Wang: “I’m studying everything from the visual elements of a creation—design/layouts, model expressions, poses, backgrounds—to coordinator-related things like makeup, clothing, styling, art, etc.”

Each of the students is working hard to improve themselves inside and out, by working on their personal skills, networking, and internships.
They’re also taking advantage of their school’s career centers.
Study Kyoto has also published a lot of articles about job hunting in Japan, so be sure to take a look!

The Four Great Mistakes Made During Job Hunting
https://www.studykyoto.jp/en/magazine/2020/10/29/job-hunting-mistakes/

Kyoto Companies & the International Student Job Search – from the 2018 Paid Internship Seminar –
https://www.studykyoto.jp/en/magazine/2018/06/13/2018internship-guidance/

My Japanese Job Hunting Experience
https://www.studykyoto.jp/en/magazine/2017/02/22/japan-job-hunting-experience/

How to Get an Internship in Japan
https://www.studykyoto.jp/en/magazine/2016/09/21/internship-in-japan/

Alumni Interviews
https://www.studykyoto.jp/en/work/oboginterview/

 

Q: What support did you most appreciate, whether from your school, the Consortium of Universities in Kyoto, a private company, etc? Do you have any recommendations for job-hunting apps or websites?

Cahaya: “To be honest, the only website I’ve used so far is LinkedIn. My friend recommended me YOLO Japan. I haven’t used websites much so far, but I’m planning on trying some in the future.

Pam: “A service called Pasona was very helpful for me. There was a Thai person working there who worked very hard to help me, and listened carefully to what I had to say. I’m really grateful to them.”

Katrina: “I used my school’s job-hunting support center, Study Kyoto’s Paid Internship, and attended lectures on how to write your cover letter and entry sheet. For internships, I mostly used Rikunabi, for my main job choices I used MyNavi, and I also looked at company websites directly.”

Soomin: “The consultations I had at my school’s career center were what helped me the most. It’s easy to get to because it’s at my school, and I think they offer individualized job hunting advice.”
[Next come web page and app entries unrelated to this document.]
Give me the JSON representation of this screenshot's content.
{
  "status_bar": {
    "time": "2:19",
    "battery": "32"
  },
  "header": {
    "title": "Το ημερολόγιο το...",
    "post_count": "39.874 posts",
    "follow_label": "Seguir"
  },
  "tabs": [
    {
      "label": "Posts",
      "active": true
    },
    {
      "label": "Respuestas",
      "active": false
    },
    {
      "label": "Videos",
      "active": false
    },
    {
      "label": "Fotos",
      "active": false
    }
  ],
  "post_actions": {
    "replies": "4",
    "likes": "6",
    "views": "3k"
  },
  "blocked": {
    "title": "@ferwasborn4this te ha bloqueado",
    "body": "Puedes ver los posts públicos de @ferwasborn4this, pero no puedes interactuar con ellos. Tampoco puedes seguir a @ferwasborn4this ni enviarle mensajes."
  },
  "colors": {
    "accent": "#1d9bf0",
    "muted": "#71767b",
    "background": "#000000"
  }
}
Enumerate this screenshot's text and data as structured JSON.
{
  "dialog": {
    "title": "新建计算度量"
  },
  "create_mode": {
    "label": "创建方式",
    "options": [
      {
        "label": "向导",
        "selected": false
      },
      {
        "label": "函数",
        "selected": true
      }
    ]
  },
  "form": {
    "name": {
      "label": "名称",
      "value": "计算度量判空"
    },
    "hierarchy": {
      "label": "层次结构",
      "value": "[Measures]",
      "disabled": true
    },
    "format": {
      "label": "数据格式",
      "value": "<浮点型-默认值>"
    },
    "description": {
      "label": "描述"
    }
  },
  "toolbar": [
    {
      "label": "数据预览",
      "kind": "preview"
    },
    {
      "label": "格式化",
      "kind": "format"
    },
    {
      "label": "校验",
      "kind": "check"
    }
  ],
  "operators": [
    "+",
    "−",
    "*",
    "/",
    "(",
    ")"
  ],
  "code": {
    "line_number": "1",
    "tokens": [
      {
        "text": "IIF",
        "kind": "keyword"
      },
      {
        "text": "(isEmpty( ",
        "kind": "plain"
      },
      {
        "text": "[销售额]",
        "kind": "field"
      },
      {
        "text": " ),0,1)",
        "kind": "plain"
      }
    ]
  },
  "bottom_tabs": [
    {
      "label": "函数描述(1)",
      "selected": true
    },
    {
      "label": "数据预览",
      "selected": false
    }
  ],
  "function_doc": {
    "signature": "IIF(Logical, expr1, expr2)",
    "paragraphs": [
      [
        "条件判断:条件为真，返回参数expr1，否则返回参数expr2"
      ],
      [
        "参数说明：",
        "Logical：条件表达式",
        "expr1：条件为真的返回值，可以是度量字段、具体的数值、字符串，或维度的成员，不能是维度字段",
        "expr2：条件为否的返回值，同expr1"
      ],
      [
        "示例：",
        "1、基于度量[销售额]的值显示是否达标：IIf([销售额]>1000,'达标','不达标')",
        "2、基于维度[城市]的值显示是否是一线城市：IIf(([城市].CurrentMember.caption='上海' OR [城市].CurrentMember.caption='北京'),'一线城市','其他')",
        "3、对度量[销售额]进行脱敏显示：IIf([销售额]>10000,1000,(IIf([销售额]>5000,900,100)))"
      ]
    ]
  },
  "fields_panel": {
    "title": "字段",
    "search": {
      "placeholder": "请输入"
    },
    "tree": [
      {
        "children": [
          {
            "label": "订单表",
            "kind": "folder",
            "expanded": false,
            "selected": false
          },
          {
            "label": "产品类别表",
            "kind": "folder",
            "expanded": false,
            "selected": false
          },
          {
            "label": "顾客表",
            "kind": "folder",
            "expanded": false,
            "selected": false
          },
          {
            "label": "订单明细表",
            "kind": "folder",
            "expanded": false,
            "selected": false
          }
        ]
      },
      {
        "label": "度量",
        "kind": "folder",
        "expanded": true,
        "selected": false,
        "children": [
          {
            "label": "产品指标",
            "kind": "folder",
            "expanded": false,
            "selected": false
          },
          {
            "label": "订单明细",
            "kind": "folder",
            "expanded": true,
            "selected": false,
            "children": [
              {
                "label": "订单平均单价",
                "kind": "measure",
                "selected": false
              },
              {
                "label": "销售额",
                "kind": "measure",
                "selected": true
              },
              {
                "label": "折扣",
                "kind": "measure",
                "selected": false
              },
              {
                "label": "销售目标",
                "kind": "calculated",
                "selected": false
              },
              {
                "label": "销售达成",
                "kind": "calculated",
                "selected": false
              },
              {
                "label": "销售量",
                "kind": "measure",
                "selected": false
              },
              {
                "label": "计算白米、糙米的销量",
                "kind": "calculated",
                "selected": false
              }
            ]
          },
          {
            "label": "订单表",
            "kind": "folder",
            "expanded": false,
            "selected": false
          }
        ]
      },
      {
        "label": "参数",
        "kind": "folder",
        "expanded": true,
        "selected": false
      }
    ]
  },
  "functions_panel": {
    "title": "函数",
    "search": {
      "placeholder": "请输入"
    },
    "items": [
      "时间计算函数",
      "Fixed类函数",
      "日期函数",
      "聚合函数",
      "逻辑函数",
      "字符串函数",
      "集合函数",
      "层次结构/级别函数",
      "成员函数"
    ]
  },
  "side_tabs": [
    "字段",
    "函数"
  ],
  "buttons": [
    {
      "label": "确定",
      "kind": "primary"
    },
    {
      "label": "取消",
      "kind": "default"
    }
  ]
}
All these students know quite a number of different online services! As they mentioned, you can also take advantage of school career centers, job-hunting seminars, one-on-one consultations, so take a look and try to find the method that serves you the most.

The students that participated in our interview all gave us some wonderful information. We hope their knowledge will help other international students, too, including you, in your future job search in Japan!